Dirt transformed from playlist to playbill.
Three years ago, Stefannie Flannigan was given the third random song from a Tinkerspace Theatre friend’s iTunes playlist and told to write a play based on that song.
That song was Nightcall by indie pop band London Grammar. Flannigan had never heard of it before. “It was gifted unto me,” she recalled. “The spark for the show couldn’t have been more random.” Three years later and that spark has turned into Dirt, a Tinkerspace Theatre production that opens this Wednesday at the TAP Centre for Creativity.
Dirt follows estranged sisters Lucy and Sara as a cryptic phone call forces them to reconnect and reflect on their childhood. Flannigan is keeping a tight lid on any more spoilers because there are a few revelations in the first five minutes of the show. “There are less than five, but more than two reveals overall,” noted Flannigan.
Fleshing out the plot…
Tinkerspace Theatre newcomer Sofia Eidsath sheds a bit of light on her character Lucy. “Lucy is a tough, sarcastic girl who hasn’t had a lot of great things happen to her,” said Eidsath. Eidsath explained that she has to do a lot of things she doesn’t want to do because she’s the big sister.
Lucy’s diligence inspired Eidsath so much that she tried to emulate her in her day-to-day life. “I’d say it’s about 25 per-cent working so far.”
Ashley Fage is also making her Tinkerspace debut as Lucy’s younger sister Sara. “Sara does the best with the hand she has been dealt,” Fage explained. “She struggles with her mental health in the past and throughout the show.”
Fage believes she’ll be able to sincerely portray Sara because they shared the same diagnosis. “It’s therapeutic and cathartic to play this role,” explained Fage. “I enjoy being able to express these feelings that people experience and struggle with. It’s pretty relatable.”
Dirt is grounded in experience and community.

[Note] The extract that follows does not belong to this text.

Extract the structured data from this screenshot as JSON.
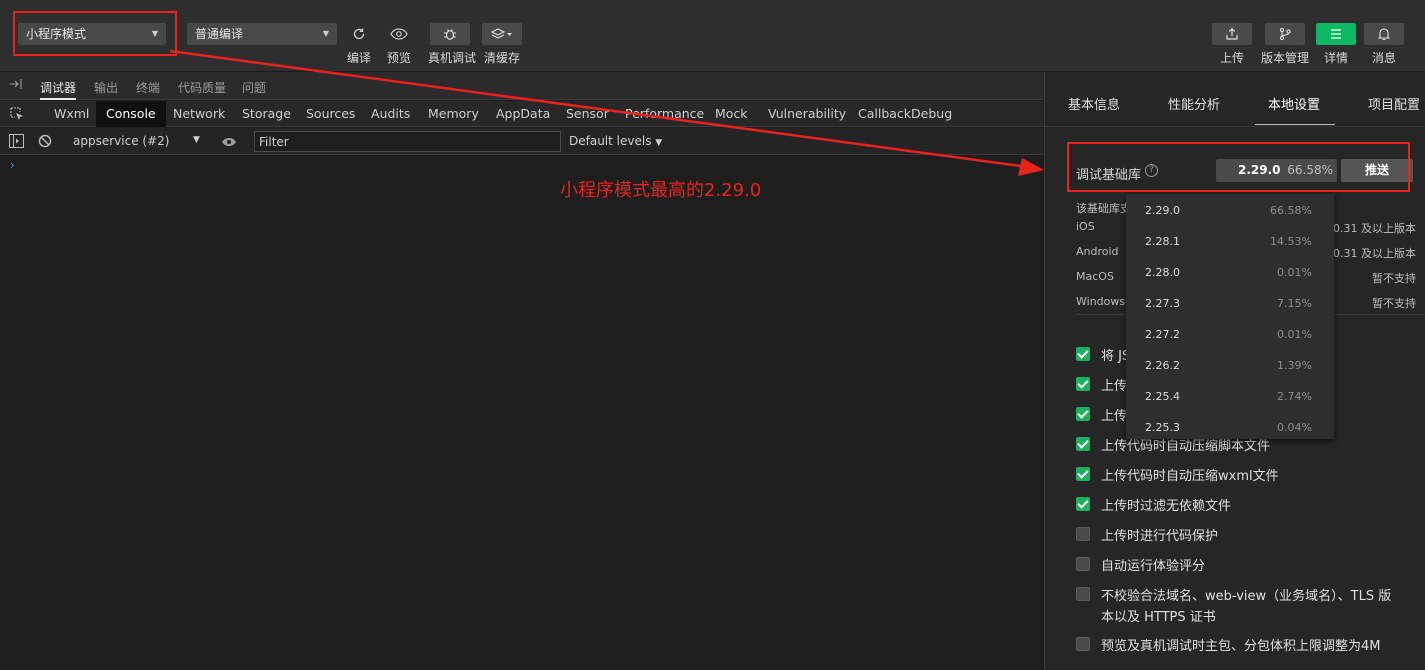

Dirt has been mounted twice before through Tinkerspace Playlabs, a testing ground for new plays that gives audiences the power to critique and comment on what they’ve just seen. This writing process helped Dirt dig deeper into an honest portrayal of family dynamics and mental health experiences.
“The earlier drafts were so much more from my perspective,” said Flannigan. “All the characters had my voice with how they were dealing with toxic situations.”
Opening the show up to direct audience comment made Dirt’s script more collaborative. “I would get lots of feedback from audience members who would share their own stories,” said Flannigan. “It seemed important to leave that in as much as possible.” These staged readings offered the opportunity to grow something together in Dirt.
Flannigan kept the shared wiring experience alive through the two mountings as she adapted the script for each cast. She would add a line here or there to fit what an actor brought to the performance. “In this draft we have some Spanish because Andrea (Avila) plays the girl’s mother and is fluent in Spanish,” explained Flannigan. “It ended up in the script and it made a lot of sense, but other drafts didn’t have that at all.”
Producer Erin J. Walker echoes this production of Dirt’s dedication to putting authenticity on stage. “Vicki Nicholls, our director, was focused on presenting an authentic representation of the mental health issues that are represented in the play,” said Walker. “That’s been part of the process from the beginning.”
And this Dirt feels the best.
Flannigan thinks that this cast feels the most right so far out of the three productions. “I never really considered the show to be finished until this cast arrived,” she said. “Things just started falling into place for some of the characters that didn’t really have an ending. It’s been great to finish the show.”
But will she pick up the red pen again after this production closes? “It’s hard to say,” Flannigan said. “After three years and being in a better spot now, I want to close the door on the toxic existence that I lived in, but it always feels that it can be improved.”
The nitty-gritty details.
When? Dirt opens on Wednesday May 8 at 8:00pm with 8:00pm shows on Thursday, Friday, and Saturday with one 2:00pm matinee on Saturday. The show runs two hours long and includes a 15 minute intermission.
Where? The TAP Centre for Creativity. Don’t let Dundas street construction dissuade you from showing up!
How? Tickets for Dirt are available through TAP’s website for $25.